Trouble with Drupal, MySQL and non UTF-8 formats
I just figured out a fix for an annoyingly circuitous, tortuous, and baffling MySQL problem. I am not yet an expert of back-end system configuration, but I can tool around a bit (i.e. I know where the my.cnf, php.ini, etc. files live and when (mostly) to edit them). With that...
On our multi-lingual, multi-site Drupal platform we were recently dealing with what looked to be formatting errors in character encoding. We have a process by which the site admins will upload information in their local language (and therefore character set). We recently added our first fully Cyrillic site for the Russian region. We were finding that the encoding for the string
was being stored (and thus displayed on the site) as
I was able to pinpoint that the issue was occurring at the point when the information was being stored into MySQL.
Then I went through a plethora of
possible solutions failed attempts. Some of my thwarted efforts included:
- Saving the input files in multiple different character encodings
- Changing the collation values for the affected tables
- PHP functions and libraries that deal with character formatting. Just a few of those attempted: mb_convert_encoding, utf8_encode, iconv
This included chasing all of the additional tips and tricks posted by other users on the respective manual pages.
I even tried downloading additional text editors, as I found a dis/encouraging post, that my current one, TextMate, didn't yet support the text encoding I (thought) was looking for.
After much reading, googling and numerous head vs. desk showdowns, I finally stumbled along this Drupal.org post. It is a little outdated (Drupal 4.7 was the stable release at the time I think); but with some updates for the currently supported Drupal functions I was able to add the following call right before I insert the data into MySQL:
// make sure format is in UTF format db_query('SET NAMES "UTF8"'); db_query("SET collation_connection='utf8_general_ci'"); db_query("SET collation_server='utf8_general_ci'"); db_query("SET character_set_client='utf8'"); db_query("SET character_set_connection='utf8'"); db_query("SET character_set_results='utf8'"); db_query("SET character_set_server='utf8'"); // Insert! drupal_write_record('your_table_name', $insert_var);
(I tried placing these calls into my.cnf, but was unable to get mysqld to restart)
Some additional info that I found useful from this post was in response #18, from which I grabbed a MySQL command-line call that I used to verify that my tables affected were set to UTF8 format:
ALTER TABLE my_table CONVERT TO CHARACTER SET 'utf8'
Also in my search to transcode the gibberish strings that were being stored in MySQL, I found a nifty Cyrillic gibberish translator. It also gives you insight as to what format your input code *may* be transcoded from.
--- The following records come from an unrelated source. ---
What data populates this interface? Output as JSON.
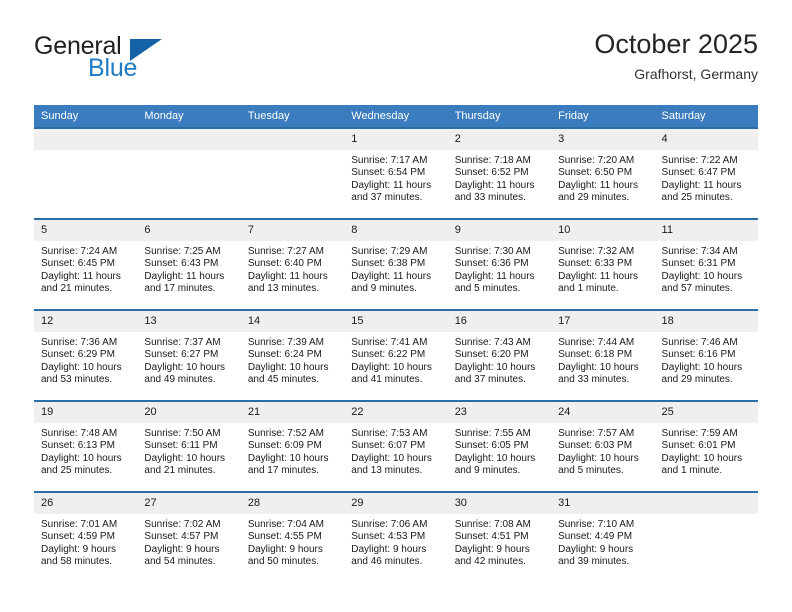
{
  "brand": {
    "line1": "General",
    "line2": "Blue",
    "logo_icon": "blue-triangle-logo",
    "color_dark": "#231f20",
    "color_blue": "#1e7bc4",
    "color_triangle": "#1462a5"
  },
  "header": {
    "title": "October 2025",
    "subtitle": "Grafhorst, Germany"
  },
  "theme": {
    "header_row_bg": "#3a7cbe",
    "row_border": "#2e6da4",
    "daynum_bg": "#efefef",
    "text": "#1a1a1a"
  },
  "weekday_headers": [
    "Sunday",
    "Monday",
    "Tuesday",
    "Wednesday",
    "Thursday",
    "Friday",
    "Saturday"
  ],
  "weeks": [
    [
      {
        "day": "",
        "sunrise": "",
        "sunset": "",
        "daylight": "",
        "empty": true
      },
      {
        "day": "",
        "sunrise": "",
        "sunset": "",
        "daylight": "",
        "empty": true
      },
      {
        "day": "",
        "sunrise": "",
        "sunset": "",
        "daylight": "",
        "empty": true
      },
      {
        "day": "1",
        "sunrise": "Sunrise: 7:17 AM",
        "sunset": "Sunset: 6:54 PM",
        "daylight": "Daylight: 11 hours and 37 minutes."
      },
      {
        "day": "2",
        "sunrise": "Sunrise: 7:18 AM",
        "sunset": "Sunset: 6:52 PM",
        "daylight": "Daylight: 11 hours and 33 minutes."
      },
      {
        "day": "3",
        "sunrise": "Sunrise: 7:20 AM",
        "sunset": "Sunset: 6:50 PM",
        "daylight": "Daylight: 11 hours and 29 minutes."
      },
      {
        "day": "4",
        "sunrise": "Sunrise: 7:22 AM",
        "sunset": "Sunset: 6:47 PM",
        "daylight": "Daylight: 11 hours and 25 minutes."
      }
    ],
    [
      {
        "day": "5",
        "sunrise": "Sunrise: 7:24 AM",
        "sunset": "Sunset: 6:45 PM",
        "daylight": "Daylight: 11 hours and 21 minutes."
      },
      {
        "day": "6",
        "sunrise": "Sunrise: 7:25 AM",
        "sunset": "Sunset: 6:43 PM",
        "daylight": "Daylight: 11 hours and 17 minutes."
      },
      {
        "day": "7",
        "sunrise": "Sunrise: 7:27 AM",
        "sunset": "Sunset: 6:40 PM",
        "daylight": "Daylight: 11 hours and 13 minutes."
      },
      {
        "day": "8",
        "sunrise": "Sunrise: 7:29 AM",
        "sunset": "Sunset: 6:38 PM",
        "daylight": "Daylight: 11 hours and 9 minutes."
      },
      {
        "day": "9",
        "sunrise": "Sunrise: 7:30 AM",
        "sunset": "Sunset: 6:36 PM",
        "daylight": "Daylight: 11 hours and 5 minutes."
      },
      {
        "day": "10",
        "sunrise": "Sunrise: 7:32 AM",
        "sunset": "Sunset: 6:33 PM",
        "daylight": "Daylight: 11 hours and 1 minute."
      },
      {
        "day": "11",
        "sunrise": "Sunrise: 7:34 AM",
        "sunset": "Sunset: 6:31 PM",
        "daylight": "Daylight: 10 hours and 57 minutes."
      }
    ],
    [
      {
        "day": "12",
        "sunrise": "Sunrise: 7:36 AM",
        "sunset": "Sunset: 6:29 PM",
        "daylight": "Daylight: 10 hours and 53 minutes."
      },
      {
        "day": "13",
        "sunrise": "Sunrise: 7:37 AM",
        "sunset": "Sunset: 6:27 PM",
        "daylight": "Daylight: 10 hours and 49 minutes."
      },
      {
        "day": "14",
        "sunrise": "Sunrise: 7:39 AM",
        "sunset": "Sunset: 6:24 PM",
        "daylight": "Daylight: 10 hours and 45 minutes."
      },
      {
        "day": "15",
        "sunrise": "Sunrise: 7:41 AM",
        "sunset": "Sunset: 6:22 PM",
        "daylight": "Daylight: 10 hours and 41 minutes."
      },
      {
        "day": "16",
        "sunrise": "Sunrise: 7:43 AM",
        "sunset": "Sunset: 6:20 PM",
        "daylight": "Daylight: 10 hours and 37 minutes."
      },
      {
        "day": "17",
        "sunrise": "Sunrise: 7:44 AM",
        "sunset": "Sunset: 6:18 PM",
        "daylight": "Daylight: 10 hours and 33 minutes."
      },
      {
        "day": "18",
        "sunrise": "Sunrise: 7:46 AM",
        "sunset": "Sunset: 6:16 PM",
        "daylight": "Daylight: 10 hours and 29 minutes."
      }
    ],
    [
      {
        "day": "19",
        "sunrise": "Sunrise: 7:48 AM",
        "sunset": "Sunset: 6:13 PM",
        "daylight": "Daylight: 10 hours and 25 minutes."
      },
      {
        "day": "20",
        "sunrise": "Sunrise: 7:50 AM",
        "sunset": "Sunset: 6:11 PM",
        "daylight": "Daylight: 10 hours and 21 minutes."
      },
      {
        "day": "21",
        "sunrise": "Sunrise: 7:52 AM",
        "sunset": "Sunset: 6:09 PM",
        "daylight": "Daylight: 10 hours and 17 minutes."
      },
      {
        "day": "22",
        "sunrise": "Sunrise: 7:53 AM",
        "sunset": "Sunset: 6:07 PM",
        "daylight": "Daylight: 10 hours and 13 minutes."
      },
      {
        "day": "23",
        "sunrise": "Sunrise: 7:55 AM",
        "sunset": "Sunset: 6:05 PM",
        "daylight": "Daylight: 10 hours and 9 minutes."
      },
      {
        "day": "24",
        "sunrise": "Sunrise: 7:57 AM",
        "sunset": "Sunset: 6:03 PM",
        "daylight": "Daylight: 10 hours and 5 minutes."
      },
      {
        "day": "25",
        "sunrise": "Sunrise: 7:59 AM",
        "sunset": "Sunset: 6:01 PM",
        "daylight": "Daylight: 10 hours and 1 minute."
      }
    ],
    [
      {
        "day": "26",
        "sunrise": "Sunrise: 7:01 AM",
        "sunset": "Sunset: 4:59 PM",
        "daylight": "Daylight: 9 hours and 58 minutes."
      },
      {
        "day": "27",
        "sunrise": "Sunrise: 7:02 AM",
        "sunset": "Sunset: 4:57 PM",
        "daylight": "Daylight: 9 hours and 54 minutes."
      },
      {
        "day": "28",
        "sunrise": "Sunrise: 7:04 AM",
        "sunset": "Sunset: 4:55 PM",
        "daylight": "Daylight: 9 hours and 50 minutes."
      },
      {
        "day": "29",
        "sunrise": "Sunrise: 7:06 AM",
        "sunset": "Sunset: 4:53 PM",
        "daylight": "Daylight: 9 hours and 46 minutes."
      },
      {
        "day": "30",
        "sunrise": "Sunrise: 7:08 AM",
        "sunset": "Sunset: 4:51 PM",
        "daylight": "Daylight: 9 hours and 42 minutes."
      },
      {
        "day": "31",
        "sunrise": "Sunrise: 7:10 AM",
        "sunset": "Sunset: 4:49 PM",
        "daylight": "Daylight: 9 hours and 39 minutes."
      },
      {
        "day": "",
        "sunrise": "",
        "sunset": "",
        "daylight": "",
        "empty": true
      }
    ]
  ]
}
Lesson to take home: ALWAYS use UTF8 encoding!
I am aware that these suggestions may not work for everyone in their respective environments; but I felt obliged to share my experience, if only to save some time with suggestions
not to try. :)